Brian said...

1) Yeah that was me. Though I don't think it's a simple cause/effect relationship where having fewer children makes you richer, nor where being richer means you have fewer children. It's a lot more complex than that, and something I believe social scientists are still very much in the process of sussing out.

2) What you've pointed out is certainly more stuff that correlates with falling birthrates in this country. But as to how/whether they relate, see point 1.

3) The thing you seem to be leaving out of your analysis is the the changing role of women. WWII is an important turning point: the war necessitated unprecedented numbers of women entering the workforce, a trend that continued long after the war was over. And a few years later came the pill. Between those two things, women gained unprecedented levels of economic independence and control over their reproductive activities.

I would argue that the main reason we have fewer babies is because that's what women by and large have chosen and are choosing to do. Given the disproportionate physical and economic burden born by women in the process of having kids, I can hardly blame them.

4) "Where families were once seen as the center and purpose of our lives, they are now practiced as optional phases of a life."

I agree. Where we disagree, I imagine, is that I consider this to be a good thing.

Don't get me wrong: I think anyone who wants to and can responsibly have lots and lots of kids should.

What I care about is the "optional" part.

Bike Bubba said...

Is it a change in wealth primarily, or a change in our attitudes towards it? That is, is wealth the end in itself, or is it the means by which we care for those we love? I personally think an attitudinal shift is a bigger issue than wealth itself.

Among other factors, of course.

kr said...

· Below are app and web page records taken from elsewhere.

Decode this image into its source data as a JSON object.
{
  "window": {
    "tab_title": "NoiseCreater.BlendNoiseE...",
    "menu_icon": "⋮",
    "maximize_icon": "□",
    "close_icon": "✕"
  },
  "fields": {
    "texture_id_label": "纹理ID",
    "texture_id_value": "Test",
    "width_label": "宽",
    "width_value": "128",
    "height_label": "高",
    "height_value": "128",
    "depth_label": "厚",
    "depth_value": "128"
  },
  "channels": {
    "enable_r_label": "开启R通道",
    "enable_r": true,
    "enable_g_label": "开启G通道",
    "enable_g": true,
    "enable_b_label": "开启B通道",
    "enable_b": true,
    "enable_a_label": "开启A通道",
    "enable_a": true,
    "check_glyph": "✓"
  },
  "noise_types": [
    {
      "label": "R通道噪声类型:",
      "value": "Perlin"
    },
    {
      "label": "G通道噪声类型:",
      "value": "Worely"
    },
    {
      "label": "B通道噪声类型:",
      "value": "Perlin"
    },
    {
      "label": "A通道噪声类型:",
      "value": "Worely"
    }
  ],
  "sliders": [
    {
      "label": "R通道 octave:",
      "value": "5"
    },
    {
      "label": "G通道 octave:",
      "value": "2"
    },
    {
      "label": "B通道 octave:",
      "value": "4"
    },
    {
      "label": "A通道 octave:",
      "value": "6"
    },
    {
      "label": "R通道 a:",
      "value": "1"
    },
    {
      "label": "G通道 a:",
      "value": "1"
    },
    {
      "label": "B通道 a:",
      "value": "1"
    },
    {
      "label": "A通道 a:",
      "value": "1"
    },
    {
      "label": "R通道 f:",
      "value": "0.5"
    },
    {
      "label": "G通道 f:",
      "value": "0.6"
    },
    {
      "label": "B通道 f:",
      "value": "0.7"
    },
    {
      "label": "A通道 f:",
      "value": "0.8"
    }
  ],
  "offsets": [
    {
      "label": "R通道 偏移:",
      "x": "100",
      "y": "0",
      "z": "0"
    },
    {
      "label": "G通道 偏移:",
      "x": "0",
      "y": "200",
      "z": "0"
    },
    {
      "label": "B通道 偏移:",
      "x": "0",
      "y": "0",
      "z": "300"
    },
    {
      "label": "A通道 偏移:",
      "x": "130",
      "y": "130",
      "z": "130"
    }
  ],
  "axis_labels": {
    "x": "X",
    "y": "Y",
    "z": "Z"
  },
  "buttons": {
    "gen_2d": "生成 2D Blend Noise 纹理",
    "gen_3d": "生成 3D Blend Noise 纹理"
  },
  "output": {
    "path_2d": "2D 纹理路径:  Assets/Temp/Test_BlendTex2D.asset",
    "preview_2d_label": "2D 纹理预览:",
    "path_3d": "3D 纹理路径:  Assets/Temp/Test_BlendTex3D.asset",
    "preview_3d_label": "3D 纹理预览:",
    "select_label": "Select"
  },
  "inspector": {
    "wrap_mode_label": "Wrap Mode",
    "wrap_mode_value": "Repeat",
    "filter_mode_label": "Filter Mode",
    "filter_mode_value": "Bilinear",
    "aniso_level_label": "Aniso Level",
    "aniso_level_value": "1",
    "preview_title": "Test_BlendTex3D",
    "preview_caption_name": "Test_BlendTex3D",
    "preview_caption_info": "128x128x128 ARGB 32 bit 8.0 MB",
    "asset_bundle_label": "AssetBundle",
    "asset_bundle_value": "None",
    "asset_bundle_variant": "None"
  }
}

When I was in college, which wasn't so long ago, I was informed that it was a twenty-ish year gap (so, I guess, one generation) between traditional breeding and developed nation breeding ... ie, the argument at the time was, once a society has economic security, it takes a generation before they 'realize' (by the kids who have grown up with new assumptions) that the old assumptions don't apply anymore.

That in pretty much every pocket of development (eg, modern city in depressed nation, or modernizing nation), the pattern was the same: the people who moved to that area continued in the olde way, the people who grew up there didn't. I believe this was also said of immigrant families to America (eg., Irish and Italian, although their Catholic faith undoubtably muddled their "progress").

Also a factor, is olde agricultural societies literally budget for child-loss. They ASSUME a rate of loss (probably higher in Africa than the Ozarks, but ... ). So a woman having four kids would be considered very irresponsible if the farm needed 4 children to help ... because she's taking resources for two non-contributors without ponying up the help needed for the long term. (I've always heard these things blaming the women ... it has been the m.o. to blame women for birthrates either way since forever.)

Anyhow, that's my 4c (which in this economy counts as 2 ;) ).

Gino said...

brian: yes,i did forget about the pill, but even before that, there was reliable contraception, so i dont think thats it. the pill is mostly a boon for casual sex, as opposed to what happens in a marriage/family situation anyway.

but you are right that what women choose as a birthrate seems to dictate the birthrate. my own life is no exception: after two, the wife and i were talking plans for adoption. (she had two rough pregnancies, and wasnt going there anymore.)

kr: 20yrs. yeah, thats seems to be the pattern i see as well.

economic security: my dad's family, with large land holdings, had more economic security than 99% of the developed world, but the families were still large,cause on a farm, kids come free, though life still didnt contain the level of leisure we know today.